4x AA I still get excellent performance, but with the occasional hiccup when
entering new areas. Games that gave my AGP 6800-Ultra card a hard time at
1280x960 would play without hesitation using the 6800GT-SLI setup.
NVidia has come up with an expensive,
but very powerful 3D graphics solution in their GeForce SLI lineup. After
spending a lot of time with the 6600GT-SLI setup I can say it is not a
particularly good option for high resolution gaming, which in part defeats
the purpose of having a fast gaming system. The lack of dedicated onboard
memory, and the reduced bandwidth end up hurting these cards significantly
when they are asked to move large amounts of data.
In contrast, the exceptional bandwidth
and parallel processing power of the 6800GT setup was impressive under heavy
load. The new NVidia drivers will let you observe the load balance between
the two cards, which is pretty cool, but for the most part the load stays
very balanced during gameplay so I'm not sure how informative the utility
I am having a great time playing games
on the 6800-SLI setup like Half Life 2, Brothers in Arms and other new
games, and I'm really looking forward to Battlefield 2 which should be out
any day now. This is as good as you can do now in PC gaming graphics, but
that doesn't mean that things aren't going to change quickly. NVidia has new
cards about ready to go, and ATI has new SLI-capable cards coming in a few
months.
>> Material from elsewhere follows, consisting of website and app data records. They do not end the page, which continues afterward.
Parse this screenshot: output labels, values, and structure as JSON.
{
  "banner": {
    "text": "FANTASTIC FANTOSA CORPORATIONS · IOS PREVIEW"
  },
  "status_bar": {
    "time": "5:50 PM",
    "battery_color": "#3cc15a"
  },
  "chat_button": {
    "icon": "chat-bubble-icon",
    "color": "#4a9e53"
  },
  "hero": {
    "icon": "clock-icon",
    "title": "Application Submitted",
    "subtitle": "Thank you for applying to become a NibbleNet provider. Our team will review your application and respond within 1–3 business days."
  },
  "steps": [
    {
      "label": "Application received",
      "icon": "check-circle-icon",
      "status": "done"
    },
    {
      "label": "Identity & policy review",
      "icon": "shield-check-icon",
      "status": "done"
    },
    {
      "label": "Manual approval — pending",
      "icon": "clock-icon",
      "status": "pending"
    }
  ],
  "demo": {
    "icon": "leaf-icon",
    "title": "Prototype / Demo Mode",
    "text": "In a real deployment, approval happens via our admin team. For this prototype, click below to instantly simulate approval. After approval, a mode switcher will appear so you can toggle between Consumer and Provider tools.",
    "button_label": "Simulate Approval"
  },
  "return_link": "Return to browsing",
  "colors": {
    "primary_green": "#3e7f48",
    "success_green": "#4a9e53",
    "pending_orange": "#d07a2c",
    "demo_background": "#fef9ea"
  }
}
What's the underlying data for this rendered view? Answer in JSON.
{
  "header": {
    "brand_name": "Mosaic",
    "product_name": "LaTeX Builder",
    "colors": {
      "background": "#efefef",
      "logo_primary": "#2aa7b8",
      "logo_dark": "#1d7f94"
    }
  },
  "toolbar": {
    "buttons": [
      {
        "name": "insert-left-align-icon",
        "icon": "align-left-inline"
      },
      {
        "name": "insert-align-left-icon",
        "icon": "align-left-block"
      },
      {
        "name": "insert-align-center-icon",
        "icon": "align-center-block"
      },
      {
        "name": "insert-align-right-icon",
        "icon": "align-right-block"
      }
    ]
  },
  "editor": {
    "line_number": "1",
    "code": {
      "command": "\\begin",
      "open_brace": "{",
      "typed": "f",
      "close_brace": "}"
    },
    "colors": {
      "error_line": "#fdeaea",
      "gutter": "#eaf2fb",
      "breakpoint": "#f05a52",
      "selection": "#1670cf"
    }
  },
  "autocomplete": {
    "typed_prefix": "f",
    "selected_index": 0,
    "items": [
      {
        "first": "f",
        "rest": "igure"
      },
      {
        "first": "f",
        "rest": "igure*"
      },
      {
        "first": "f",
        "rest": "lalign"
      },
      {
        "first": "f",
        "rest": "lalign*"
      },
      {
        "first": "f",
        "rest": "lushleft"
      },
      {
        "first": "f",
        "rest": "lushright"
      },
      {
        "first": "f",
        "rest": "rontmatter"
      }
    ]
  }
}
So the bottom line is that SLI will only get better and cheaper over
the next 6 months as the competition heats up, so waiting, as always, is a
GeForce 6800GT Pros
- Scary fast gaming
- 256-bit 256MB DDR3 memory per card
- 16 pixel pipelines
- Fastest gaming setup available
- Overclocks very well
- Good at high resolutions and with AA
- Very expensive video solution
- Requires a PCI-express motherboard
- Takes up lots of space, and requires
two additional power connectors
- DVI connector requires adaptor for CRT
monitor that may be partly blocked in some PC enclosures.
- Less expensive alternative to dual 6800
- Great performance at lower resolutions
- Overclocks OK
- Doesn't crowd the inside of your
- Still pretty expensive
- 128-bit memory interface
- only 128MB memory per card
- only 8 pixel pipelines instead of 16
- Does not do well with AA enabled
- Not enough DDR3 memory for high
Approximately $800 US retail for 2 cards
: 4.6 out of 5 smiley faces (92%)
:) :) :) :) +
Approximately $500 US retail for 2 cards
Rating, : 3.9 out of 5 smiley faces (78%)
:) :) :) +
© Copyright, June 10th, 2005 KickAss